screenshot-254

Figure 7: Effect of backrest roller position on warp tension

The effect of Backrest position is influenced by the position of dropper line. At the nearest backrest position (i,e 11 cm to 16cm at Leonardo loom) increasing backrest position will put the dropper line at the middle of the warp yarn. The dropper impose more downward tension by its weight when it is at the middle so more tension will be required to make the warp yarn proper level. But for the higher backrest position (i,e above 17cm at Leonardo loom) where dropper line is kept constant position from backrest (i,e dropper line comes relatively closer to the backrest) then the backward movement of the backrest roller will reduce the required tension. (Figure 7)

2.2 Backrest height on warp tension

The effect of backrest height is illustrated in figure 8 . Here the digit having (-) ve sign indicates downward position and the digit without sign indicates upward position of backrest. The required warp tension will be low when the backrest is moved downward but it increases with the increase of backrest height. From the figure 7 it is seen that downward position of backrest roller will require low tension but upward position of backrest.

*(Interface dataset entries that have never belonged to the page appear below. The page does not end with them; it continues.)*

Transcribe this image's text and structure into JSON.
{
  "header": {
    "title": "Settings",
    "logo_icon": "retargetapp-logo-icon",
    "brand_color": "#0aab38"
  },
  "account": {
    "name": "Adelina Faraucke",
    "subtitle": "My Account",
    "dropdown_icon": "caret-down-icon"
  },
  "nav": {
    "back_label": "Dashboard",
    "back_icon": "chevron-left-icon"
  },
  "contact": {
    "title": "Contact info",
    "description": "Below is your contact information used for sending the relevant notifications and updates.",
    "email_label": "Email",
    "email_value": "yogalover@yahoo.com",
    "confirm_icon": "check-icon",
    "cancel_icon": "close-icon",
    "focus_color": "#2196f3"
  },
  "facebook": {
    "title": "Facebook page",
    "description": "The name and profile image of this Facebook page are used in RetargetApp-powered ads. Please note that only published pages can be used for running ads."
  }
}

screenshot-255

Figure 8:  Effect of backrest height on warp tension

2.3 Dropper height on warp tension

The effect of dropper height is illustrated in figure 9 with the increase of dropper height (lifting the dropper line) warp tension tends to decrease provided that the dropper line is situated at the middle of the warp. But if the dropper line is situated closer to the heald frame then this effect will be nullified by the effect of dropper position. From the figure 8 and table 6 it is observed that with the increase of dropper height the tension reduces if the dropper lies at the middle of the warp. Because increase of dropper height means lifting of dropper, which will decrease the downward tension imposed on the yarn.

screenshot-256

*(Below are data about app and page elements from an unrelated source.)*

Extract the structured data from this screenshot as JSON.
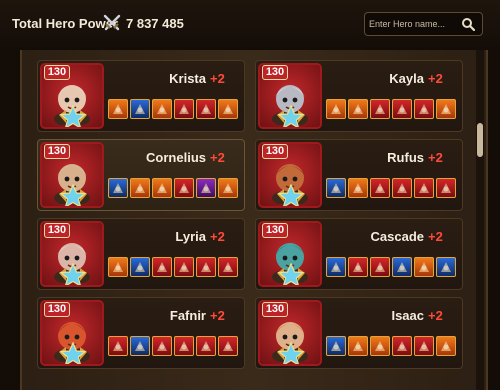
{
  "header": {
    "power_label": "Total Hero Power",
    "power_icon": "crossed-swords-icon",
    "power_value": "7 837 485"
  },
  "search": {
    "placeholder": "Enter Hero name...",
    "value": "",
    "icon": "search-icon"
  },
  "colors": {
    "level_badge": "#bd2429",
    "plus_text": "#ff4a3a",
    "card_bg": "#2a1d12",
    "item_border": "#e0a63a"
  },
  "heroes": [
    {
      "name": "Krista",
      "plus": "+2",
      "level": "130",
      "selected": false,
      "skin": "#e8c7b0",
      "hair": "#d8d8d8",
      "items": [
        "orange",
        "blue",
        "orange",
        "red",
        "red",
        "orange"
      ]
    },
    {
      "name": "Kayla",
      "plus": "+2",
      "level": "130",
      "selected": false,
      "skin": "#b9b9c4",
      "hair": "#f0f0f0",
      "items": [
        "orange",
        "orange",
        "red",
        "red",
        "red",
        "orange"
      ]
    },
    {
      "name": "Cornelius",
      "plus": "+2",
      "level": "130",
      "selected": true,
      "skin": "#d8b08c",
      "hair": "#c9c9c9",
      "items": [
        "blue",
        "orange",
        "orange",
        "red",
        "purple",
        "orange"
      ]
    },
    {
      "name": "Rufus",
      "plus": "+2",
      "level": "130",
      "selected": false,
      "skin": "#c26a3a",
      "hair": "#8a2c18",
      "items": [
        "blue",
        "orange",
        "red",
        "red",
        "red",
        "red"
      ]
    },
    {
      "name": "Lyria",
      "plus": "+2",
      "level": "130",
      "selected": false,
      "skin": "#dcb4a8",
      "hair": "#e7e4ef",
      "items": [
        "orange",
        "blue",
        "red",
        "red",
        "red",
        "red"
      ]
    },
    {
      "name": "Cascade",
      "plus": "+2",
      "level": "130",
      "selected": false,
      "skin": "#4aa3a0",
      "hair": "#2f6b6e",
      "items": [
        "blue",
        "red",
        "red",
        "blue",
        "orange",
        "blue"
      ]
    },
    {
      "name": "Fafnir",
      "plus": "+2",
      "level": "130",
      "selected": false,
      "skin": "#d9552e",
      "hair": "#7a2a12",
      "items": [
        "red",
        "blue",
        "red",
        "red",
        "red",
        "red"
      ]
    },
    {
      "name": "Isaac",
      "plus": "+2",
      "level": "130",
      "selected": false,
      "skin": "#e0b08a",
      "hair": "#c47b2b",
      "items": [
        "blue",
        "orange",
        "orange",
        "red",
        "red",
        "orange"
      ]
    }
  ]
}
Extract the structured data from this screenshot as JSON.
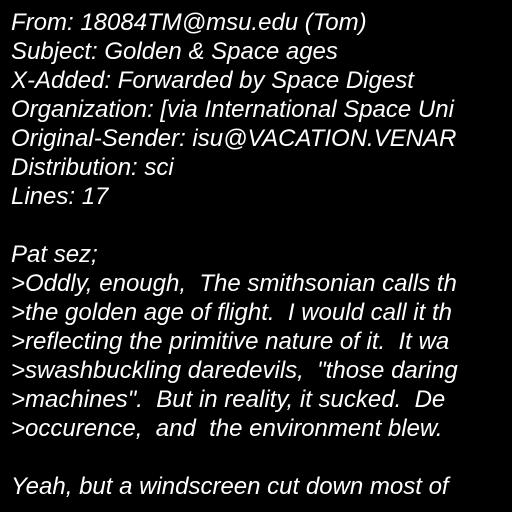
{
  "colors": {
    "background": "#000000",
    "text": "#ffffff"
  },
  "headers": {
    "from": "From: 18084TM@msu.edu (Tom)",
    "subject": "Subject: Golden & Space ages",
    "x_added": "X-Added: Forwarded by Space Digest",
    "organization": "Organization: [via International Space Uni",
    "original_sender": "Original-Sender: isu@VACATION.VENAR",
    "distribution": "Distribution: sci",
    "lines": "Lines: 17"
  },
  "body": {
    "intro": "Pat sez;",
    "quoted": [
      ">Oddly, enough,  The smithsonian calls th",
      ">the golden age of flight.  I would call it th",
      ">reflecting the primitive nature of it.  It wa",
      ">swashbuckling daredevils,  \"those daring",
      ">machines\".  But in reality, it sucked.  De",
      ">occurence,  and  the environment blew."
    ],
    "reply": "Yeah, but a windscreen cut down most of"
  }
}
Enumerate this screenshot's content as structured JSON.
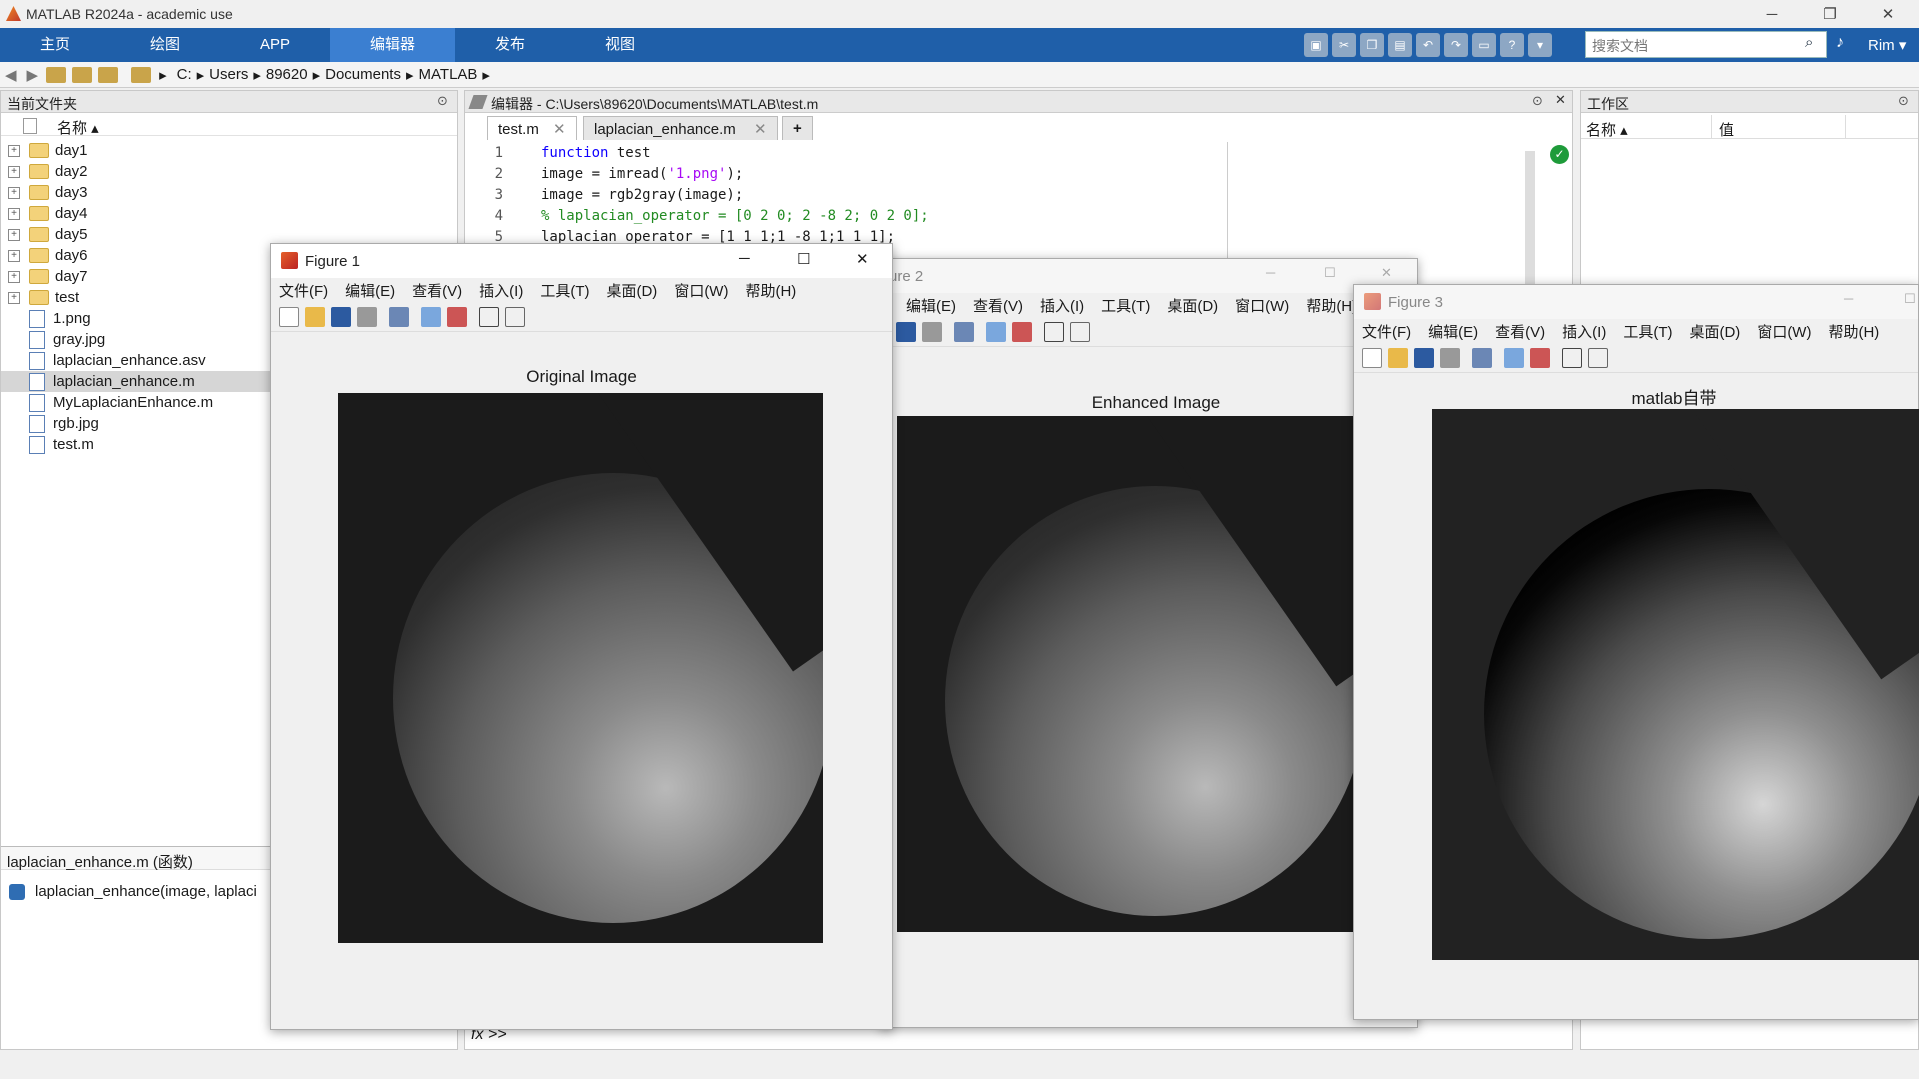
{
  "window": {
    "title": "MATLAB R2024a - academic use",
    "minimize": "─",
    "maximize": "❐",
    "close": "✕"
  },
  "ribbon": {
    "tabs": [
      "主页",
      "绘图",
      "APP",
      "编辑器",
      "发布",
      "视图"
    ],
    "search_placeholder": "搜索文档",
    "user": "Rim ▾",
    "accent": "#1f5fa9"
  },
  "path": {
    "segments": [
      "C:",
      "Users",
      "89620",
      "Documents",
      "MATLAB"
    ]
  },
  "current_folder": {
    "title": "当前文件夹",
    "col_name": "名称 ▴",
    "folders": [
      "day1",
      "day2",
      "day3",
      "day4",
      "day5",
      "day6",
      "day7",
      "test"
    ],
    "files": [
      "1.png",
      "gray.jpg",
      "laplacian_enhance.asv",
      "laplacian_enhance.m",
      "MyLaplacianEnhance.m",
      "rgb.jpg",
      "test.m"
    ],
    "selected": "laplacian_enhance.m",
    "details_title": "laplacian_enhance.m (函数)",
    "details_sig": "laplacian_enhance(image, laplaci"
  },
  "editor": {
    "title": "编辑器 - C:\\Users\\89620\\Documents\\MATLAB\\test.m",
    "tabs": [
      "test.m",
      "laplacian_enhance.m"
    ],
    "add_tab": "+",
    "lines": [
      {
        "n": "1",
        "text": "function test"
      },
      {
        "n": "2",
        "text": "image = imread('1.png');"
      },
      {
        "n": "3",
        "text": "image = rgb2gray(image);"
      },
      {
        "n": "4",
        "text": "% laplacian_operator = [0 2 0; 2 -8 2; 0 2 0];"
      },
      {
        "n": "5",
        "text": "laplacian_operator = [1 1 1;1 -8 1;1 1 1];"
      }
    ],
    "cmd_prompt": "fx >>"
  },
  "workspace": {
    "title": "工作区",
    "col_name": "名称 ▴",
    "col_value": "值"
  },
  "figures": [
    {
      "title": "Figure 1",
      "menus": [
        "文件(F)",
        "编辑(E)",
        "查看(V)",
        "插入(I)",
        "工具(T)",
        "桌面(D)",
        "窗口(W)",
        "帮助(H)"
      ],
      "axes_title": "Original Image"
    },
    {
      "title": "ure 2",
      "menus": [
        "编辑(E)",
        "查看(V)",
        "插入(I)",
        "工具(T)",
        "桌面(D)",
        "窗口(W)",
        "帮助(H)"
      ],
      "axes_title": "Enhanced Image"
    },
    {
      "title": "Figure 3",
      "menus": [
        "文件(F)",
        "编辑(E)",
        "查看(V)",
        "插入(I)",
        "工具(T)",
        "桌面(D)",
        "窗口(W)",
        "帮助(H)"
      ],
      "axes_title": "matlab自带"
    }
  ]
}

Figure 9: Effect of dropper height on warp tension.

Conclusion

The quality of woven fabric depends on the quality of warp and weft yarn, proper sizing, drawing-denting and proper loom setting. Loom setting for different types of fabrics are different. Again, different types of looms (like airjet, rapier and projectile) require different settings. Hence, the understanding of the warp tension mechanics and the appropriate loom settings are essential for production engineers. This study will be helpful for the engineers who are directly involved in the weaving floor operating airjet or rapier looms for production of different types of woven fabric.

References

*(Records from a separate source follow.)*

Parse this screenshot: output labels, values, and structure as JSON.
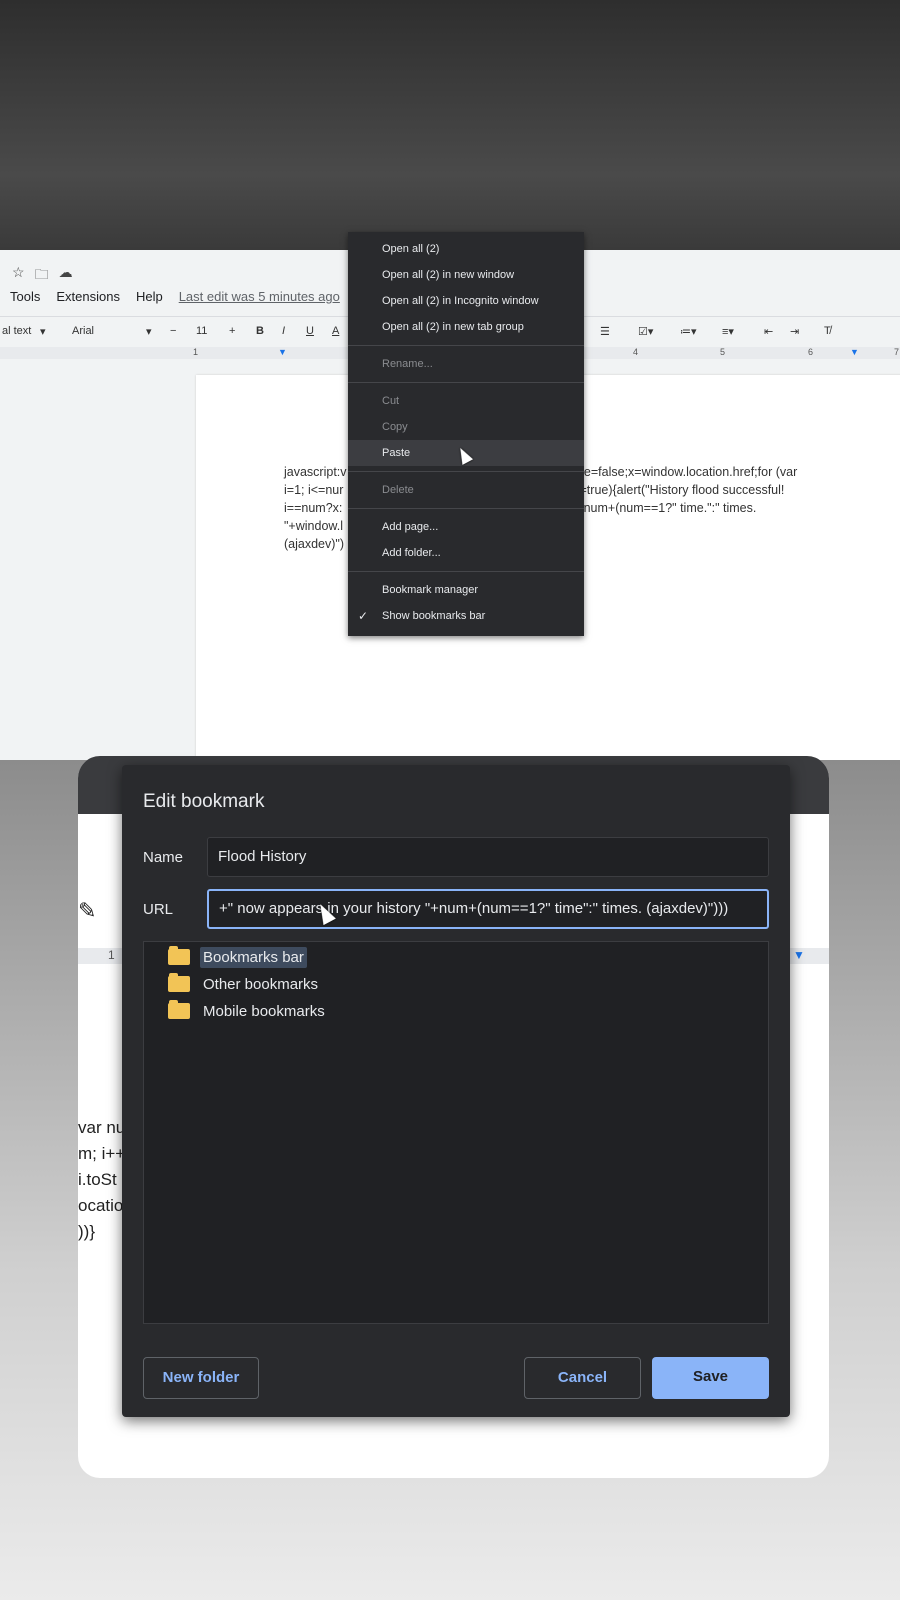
{
  "docs": {
    "icons": [
      "star-icon",
      "move-to-folder-icon",
      "cloud-status-icon"
    ],
    "menu": [
      "Tools",
      "Extensions",
      "Help"
    ],
    "last_edit": "Last edit was 5 minutes ago",
    "toolbar": {
      "style": "al text",
      "font": "Arial",
      "minus": "−",
      "size": "11",
      "plus": "+",
      "bold": "B",
      "italic": "I",
      "underline": "U",
      "color": "A"
    },
    "ruler": [
      "1",
      "4",
      "5",
      "6",
      "7"
    ],
    "code_left": [
      "javascript:v",
      "i=1; i<=nur",
      "i==num?x:",
      "\"+window.l",
      "(ajaxdev)\")"
    ],
    "code_right": [
      "\");done=false;x=window.location.href;for (var",
      "",
      "ne===true){alert(\"History flood successful!",
      "ory \"+num+(num==1?\" time.\":\" times.",
      ""
    ]
  },
  "context_menu": {
    "items": [
      {
        "label": "Open all (2)",
        "state": "enabled"
      },
      {
        "label": "Open all (2) in new window",
        "state": "enabled"
      },
      {
        "label": "Open all (2) in Incognito window",
        "state": "enabled"
      },
      {
        "label": "Open all (2) in new tab group",
        "state": "enabled"
      },
      {
        "label": "Rename...",
        "state": "disabled"
      },
      {
        "label": "Cut",
        "state": "disabled"
      },
      {
        "label": "Copy",
        "state": "disabled"
      },
      {
        "label": "Paste",
        "state": "hover"
      },
      {
        "label": "Delete",
        "state": "disabled"
      },
      {
        "label": "Add page...",
        "state": "enabled"
      },
      {
        "label": "Add folder...",
        "state": "enabled"
      },
      {
        "label": "Bookmark manager",
        "state": "enabled"
      },
      {
        "label": "Show bookmarks bar",
        "state": "checked"
      }
    ]
  },
  "background_doc": {
    "ruler_num": "1",
    "code": [
      "var nu",
      "m; i++",
      "i.toSt",
      "ocatio",
      "))}"
    ]
  },
  "dialog": {
    "title": "Edit bookmark",
    "name_label": "Name",
    "name_value": "Flood History",
    "url_label": "URL",
    "url_value": "+\" now appears in your history \"+num+(num==1?\" time\":\" times. (ajaxdev)\")))",
    "folders": [
      "Bookmarks bar",
      "Other bookmarks",
      "Mobile bookmarks"
    ],
    "selected_folder": "Bookmarks bar",
    "new_folder": "New folder",
    "cancel": "Cancel",
    "save": "Save"
  },
  "colors": {
    "accent": "#8ab4f8",
    "dialog_bg": "#292a2d",
    "folder": "#f2c456"
  }
}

  1. Adanur S. Handbook of Weaving. Technomic Publishing Company, Inc., Lancaster, Pennsylvania, USA, 2001.
  2. Ronz C, Scholze G. Influence of Warp Tension on Fabric Quality in Air Jet Weaving. Melliand Textilberichte 1993; 74(11): E378
  3. Weinsdorfer H, Chen M. Warp Tension Simulation in Weaving. Melliand Textilberichte 2000; 81(7): E148- E149.
  4. Adanur S, Qi J. Property Analysis of Denim Fabrics Made on Air-jet Weaving Machine Part I: Experimental System and Tension Measurement. Textile Research Journal. 2008; 78(1): 3-9.
  5. Adanur S, Qi J. Property Analysis of Denim Fabrics Made on Air-jet Weaving Machine: Effects of Tension on Fabric Properties. Textile Research Journal. 2008; 78 (1): 10-20.
  6. Kloppels M, Gries T, Bosing T, Potthoff F-J. Practical Trial of the Freely Programmable Active Backrest Roller System. Melliand-International 2002; 8(2): 115-116.
  7. Sheikhzadeh M, Hosseini SA, Darvishzadeh M. Theoretical Evaluation of Warp Tension Variations during Weaving Process. Indian Journal of Fibre Textile Research. 2007; 32(3): 337-380.

 

 

failed

We send out weekly newsletter.It's free!

Our intelligent team curate fresh news & updates to entertain our valued audience

You are almost done. Please check your inbox or spam folder to confirm your subscription.